YOUR GOAL
Which of the lines below include the word "East"? Pull each one out.

[Data records for software interfaces]
== == ==

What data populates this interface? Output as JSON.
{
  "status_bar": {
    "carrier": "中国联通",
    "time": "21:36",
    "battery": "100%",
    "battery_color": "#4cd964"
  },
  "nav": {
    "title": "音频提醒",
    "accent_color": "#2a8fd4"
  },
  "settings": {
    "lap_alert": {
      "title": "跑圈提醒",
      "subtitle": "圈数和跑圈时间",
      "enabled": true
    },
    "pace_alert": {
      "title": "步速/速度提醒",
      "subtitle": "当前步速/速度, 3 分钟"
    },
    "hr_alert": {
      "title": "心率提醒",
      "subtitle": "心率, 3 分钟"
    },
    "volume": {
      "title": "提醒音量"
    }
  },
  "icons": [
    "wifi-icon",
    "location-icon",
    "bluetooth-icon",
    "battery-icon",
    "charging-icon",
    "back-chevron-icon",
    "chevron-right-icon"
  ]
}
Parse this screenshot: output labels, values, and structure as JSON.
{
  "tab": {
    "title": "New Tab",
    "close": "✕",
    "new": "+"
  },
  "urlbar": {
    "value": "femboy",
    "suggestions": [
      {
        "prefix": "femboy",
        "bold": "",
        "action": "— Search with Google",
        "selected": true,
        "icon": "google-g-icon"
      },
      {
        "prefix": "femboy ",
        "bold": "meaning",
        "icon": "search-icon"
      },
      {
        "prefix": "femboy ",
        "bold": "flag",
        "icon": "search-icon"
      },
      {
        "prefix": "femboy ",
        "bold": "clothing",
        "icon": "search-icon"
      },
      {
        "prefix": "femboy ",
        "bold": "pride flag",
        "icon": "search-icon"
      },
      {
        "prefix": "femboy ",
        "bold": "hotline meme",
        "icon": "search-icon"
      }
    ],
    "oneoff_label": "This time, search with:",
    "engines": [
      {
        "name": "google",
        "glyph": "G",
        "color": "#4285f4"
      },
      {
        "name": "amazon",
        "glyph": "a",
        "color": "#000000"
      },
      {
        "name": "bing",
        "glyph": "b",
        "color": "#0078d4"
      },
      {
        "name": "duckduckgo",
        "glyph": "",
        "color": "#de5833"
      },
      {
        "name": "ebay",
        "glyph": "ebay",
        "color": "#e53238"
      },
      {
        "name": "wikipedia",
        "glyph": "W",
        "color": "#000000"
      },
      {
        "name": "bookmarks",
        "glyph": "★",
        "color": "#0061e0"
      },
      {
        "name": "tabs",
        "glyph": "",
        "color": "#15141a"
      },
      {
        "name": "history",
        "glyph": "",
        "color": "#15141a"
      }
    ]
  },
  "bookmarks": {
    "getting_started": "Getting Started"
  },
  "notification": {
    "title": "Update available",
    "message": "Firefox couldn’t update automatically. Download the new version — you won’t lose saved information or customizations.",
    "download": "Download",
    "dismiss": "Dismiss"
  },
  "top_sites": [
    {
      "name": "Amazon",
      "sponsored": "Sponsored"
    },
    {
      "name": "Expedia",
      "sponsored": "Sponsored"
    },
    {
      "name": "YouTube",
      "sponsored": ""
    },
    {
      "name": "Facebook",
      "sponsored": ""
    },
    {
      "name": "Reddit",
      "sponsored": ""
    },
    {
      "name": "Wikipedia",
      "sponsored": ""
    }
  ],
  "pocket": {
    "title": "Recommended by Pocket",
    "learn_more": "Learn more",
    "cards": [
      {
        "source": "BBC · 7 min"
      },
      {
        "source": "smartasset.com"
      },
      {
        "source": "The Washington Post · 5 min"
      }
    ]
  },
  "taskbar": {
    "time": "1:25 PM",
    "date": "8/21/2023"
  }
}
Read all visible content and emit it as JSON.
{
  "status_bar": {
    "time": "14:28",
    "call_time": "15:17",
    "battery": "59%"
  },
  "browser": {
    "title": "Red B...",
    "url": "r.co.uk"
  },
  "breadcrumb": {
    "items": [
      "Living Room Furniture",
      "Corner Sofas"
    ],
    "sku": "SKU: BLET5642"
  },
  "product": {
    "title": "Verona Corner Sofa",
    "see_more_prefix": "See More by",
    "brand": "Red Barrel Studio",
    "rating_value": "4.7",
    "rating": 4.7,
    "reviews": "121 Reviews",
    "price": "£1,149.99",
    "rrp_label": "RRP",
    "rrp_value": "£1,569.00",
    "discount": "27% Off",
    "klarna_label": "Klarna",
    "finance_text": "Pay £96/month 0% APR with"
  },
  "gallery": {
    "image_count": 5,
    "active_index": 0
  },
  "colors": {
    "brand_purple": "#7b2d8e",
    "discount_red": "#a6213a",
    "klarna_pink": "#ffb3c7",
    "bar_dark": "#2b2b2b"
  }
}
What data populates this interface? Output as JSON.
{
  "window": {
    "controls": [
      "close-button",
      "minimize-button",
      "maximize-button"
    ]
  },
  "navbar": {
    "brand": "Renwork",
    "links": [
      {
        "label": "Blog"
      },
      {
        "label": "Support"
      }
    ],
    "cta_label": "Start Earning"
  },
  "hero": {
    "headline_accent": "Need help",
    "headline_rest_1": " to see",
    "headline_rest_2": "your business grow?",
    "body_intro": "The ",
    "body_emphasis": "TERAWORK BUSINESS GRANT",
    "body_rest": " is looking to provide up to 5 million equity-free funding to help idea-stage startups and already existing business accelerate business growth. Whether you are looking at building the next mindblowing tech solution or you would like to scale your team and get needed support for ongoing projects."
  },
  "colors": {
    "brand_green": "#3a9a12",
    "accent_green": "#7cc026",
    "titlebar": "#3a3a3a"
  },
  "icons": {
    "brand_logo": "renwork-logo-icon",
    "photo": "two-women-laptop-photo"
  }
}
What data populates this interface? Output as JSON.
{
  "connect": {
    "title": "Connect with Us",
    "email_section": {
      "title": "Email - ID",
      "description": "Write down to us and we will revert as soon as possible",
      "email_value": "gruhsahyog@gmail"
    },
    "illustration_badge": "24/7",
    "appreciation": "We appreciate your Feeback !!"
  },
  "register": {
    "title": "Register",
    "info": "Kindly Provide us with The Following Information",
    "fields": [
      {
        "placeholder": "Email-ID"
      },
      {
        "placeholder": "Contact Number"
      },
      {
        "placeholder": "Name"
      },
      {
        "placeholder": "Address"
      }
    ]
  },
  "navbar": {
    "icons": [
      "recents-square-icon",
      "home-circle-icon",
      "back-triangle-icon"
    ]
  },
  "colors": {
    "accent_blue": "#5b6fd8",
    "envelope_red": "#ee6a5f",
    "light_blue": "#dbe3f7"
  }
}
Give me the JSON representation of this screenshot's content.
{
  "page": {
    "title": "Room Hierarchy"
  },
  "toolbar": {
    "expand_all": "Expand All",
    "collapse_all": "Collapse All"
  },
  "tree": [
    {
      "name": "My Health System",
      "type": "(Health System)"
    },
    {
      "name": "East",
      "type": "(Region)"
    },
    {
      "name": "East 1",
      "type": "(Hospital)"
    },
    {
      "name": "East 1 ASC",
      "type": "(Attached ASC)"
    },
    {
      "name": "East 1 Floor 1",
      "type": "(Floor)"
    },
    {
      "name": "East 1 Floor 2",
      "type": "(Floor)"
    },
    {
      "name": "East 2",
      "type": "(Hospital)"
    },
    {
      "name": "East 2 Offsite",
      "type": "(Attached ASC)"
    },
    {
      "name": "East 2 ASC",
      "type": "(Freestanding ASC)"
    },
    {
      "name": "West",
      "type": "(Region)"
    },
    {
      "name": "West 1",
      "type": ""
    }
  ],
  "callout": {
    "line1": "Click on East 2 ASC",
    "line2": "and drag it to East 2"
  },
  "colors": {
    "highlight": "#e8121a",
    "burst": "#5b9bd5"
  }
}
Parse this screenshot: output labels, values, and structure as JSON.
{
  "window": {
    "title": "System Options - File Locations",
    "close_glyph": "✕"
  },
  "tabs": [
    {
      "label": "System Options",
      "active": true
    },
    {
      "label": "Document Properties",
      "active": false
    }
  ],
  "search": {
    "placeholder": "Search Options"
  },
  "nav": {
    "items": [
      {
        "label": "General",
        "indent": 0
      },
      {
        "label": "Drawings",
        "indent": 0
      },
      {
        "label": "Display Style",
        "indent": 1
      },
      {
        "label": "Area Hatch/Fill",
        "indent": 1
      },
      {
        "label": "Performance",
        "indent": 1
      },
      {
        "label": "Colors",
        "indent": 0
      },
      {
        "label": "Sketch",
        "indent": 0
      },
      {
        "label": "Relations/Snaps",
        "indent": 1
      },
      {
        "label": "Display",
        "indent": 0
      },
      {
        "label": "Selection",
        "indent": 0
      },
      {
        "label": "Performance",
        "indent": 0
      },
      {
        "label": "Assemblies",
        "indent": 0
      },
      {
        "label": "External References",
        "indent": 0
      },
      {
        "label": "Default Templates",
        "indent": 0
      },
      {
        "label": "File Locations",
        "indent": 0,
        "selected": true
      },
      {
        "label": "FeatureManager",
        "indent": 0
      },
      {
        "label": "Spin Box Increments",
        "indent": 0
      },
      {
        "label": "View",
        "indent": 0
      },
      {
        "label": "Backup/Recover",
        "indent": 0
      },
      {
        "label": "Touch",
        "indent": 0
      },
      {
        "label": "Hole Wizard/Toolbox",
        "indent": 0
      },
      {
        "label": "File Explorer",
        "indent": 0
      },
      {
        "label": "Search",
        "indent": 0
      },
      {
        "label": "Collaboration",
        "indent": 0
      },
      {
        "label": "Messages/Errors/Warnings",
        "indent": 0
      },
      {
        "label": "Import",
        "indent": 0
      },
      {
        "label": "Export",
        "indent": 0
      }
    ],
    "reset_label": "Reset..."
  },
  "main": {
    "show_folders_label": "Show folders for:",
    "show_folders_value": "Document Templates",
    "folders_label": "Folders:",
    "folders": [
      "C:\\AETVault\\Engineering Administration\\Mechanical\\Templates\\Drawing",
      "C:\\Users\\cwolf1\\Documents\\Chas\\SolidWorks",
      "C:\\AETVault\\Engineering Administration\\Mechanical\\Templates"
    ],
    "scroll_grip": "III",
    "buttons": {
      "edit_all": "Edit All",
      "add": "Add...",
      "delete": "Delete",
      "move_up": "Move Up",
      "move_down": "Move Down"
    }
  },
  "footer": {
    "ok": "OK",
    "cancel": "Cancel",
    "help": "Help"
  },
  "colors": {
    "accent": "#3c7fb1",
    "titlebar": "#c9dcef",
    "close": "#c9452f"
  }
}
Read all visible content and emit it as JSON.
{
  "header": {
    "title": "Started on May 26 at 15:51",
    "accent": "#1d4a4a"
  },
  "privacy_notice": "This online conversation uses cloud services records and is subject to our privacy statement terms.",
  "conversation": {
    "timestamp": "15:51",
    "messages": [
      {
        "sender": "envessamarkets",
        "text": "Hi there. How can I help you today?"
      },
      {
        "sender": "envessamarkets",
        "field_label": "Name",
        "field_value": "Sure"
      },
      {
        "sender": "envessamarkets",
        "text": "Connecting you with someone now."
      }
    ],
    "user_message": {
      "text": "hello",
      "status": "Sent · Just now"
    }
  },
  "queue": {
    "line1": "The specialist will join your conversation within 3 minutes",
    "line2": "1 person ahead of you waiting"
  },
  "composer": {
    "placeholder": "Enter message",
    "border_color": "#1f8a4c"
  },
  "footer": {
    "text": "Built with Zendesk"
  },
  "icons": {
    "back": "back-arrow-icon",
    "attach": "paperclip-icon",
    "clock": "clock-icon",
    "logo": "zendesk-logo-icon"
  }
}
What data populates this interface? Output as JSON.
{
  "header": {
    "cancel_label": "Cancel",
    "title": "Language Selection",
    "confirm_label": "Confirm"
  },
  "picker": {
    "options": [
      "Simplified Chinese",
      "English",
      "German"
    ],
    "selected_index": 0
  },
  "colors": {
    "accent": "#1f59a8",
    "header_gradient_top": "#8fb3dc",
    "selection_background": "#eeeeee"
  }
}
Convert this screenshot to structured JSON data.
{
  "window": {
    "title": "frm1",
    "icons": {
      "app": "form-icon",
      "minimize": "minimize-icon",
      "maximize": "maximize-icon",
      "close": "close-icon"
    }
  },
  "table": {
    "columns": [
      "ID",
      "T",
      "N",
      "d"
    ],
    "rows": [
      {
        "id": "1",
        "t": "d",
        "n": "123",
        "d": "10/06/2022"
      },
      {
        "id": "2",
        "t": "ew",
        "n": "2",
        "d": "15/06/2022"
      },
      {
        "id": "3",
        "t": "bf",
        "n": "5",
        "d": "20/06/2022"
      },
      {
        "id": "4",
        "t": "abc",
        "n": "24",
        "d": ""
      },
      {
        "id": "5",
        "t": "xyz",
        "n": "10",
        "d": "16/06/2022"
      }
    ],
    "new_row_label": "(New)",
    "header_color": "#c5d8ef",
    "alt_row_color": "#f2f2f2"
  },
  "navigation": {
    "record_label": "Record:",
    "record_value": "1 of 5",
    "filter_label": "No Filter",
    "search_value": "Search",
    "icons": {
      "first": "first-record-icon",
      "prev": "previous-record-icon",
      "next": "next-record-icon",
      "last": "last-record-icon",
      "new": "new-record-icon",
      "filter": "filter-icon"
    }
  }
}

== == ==

SOLUTION FOR THIS EXERCISE
      "name": "East",
      "name": "East 1",
      "name": "East 1 ASC",
      "name": "East 1 Floor 1",
      "name": "East 1 Floor 2",
      "name": "East 2",
      "name": "East 2 Offsite",
      "name": "East 2 ASC",
    "line1": "Click on East 2 ASC",
    "line2": "and drag it to East 2"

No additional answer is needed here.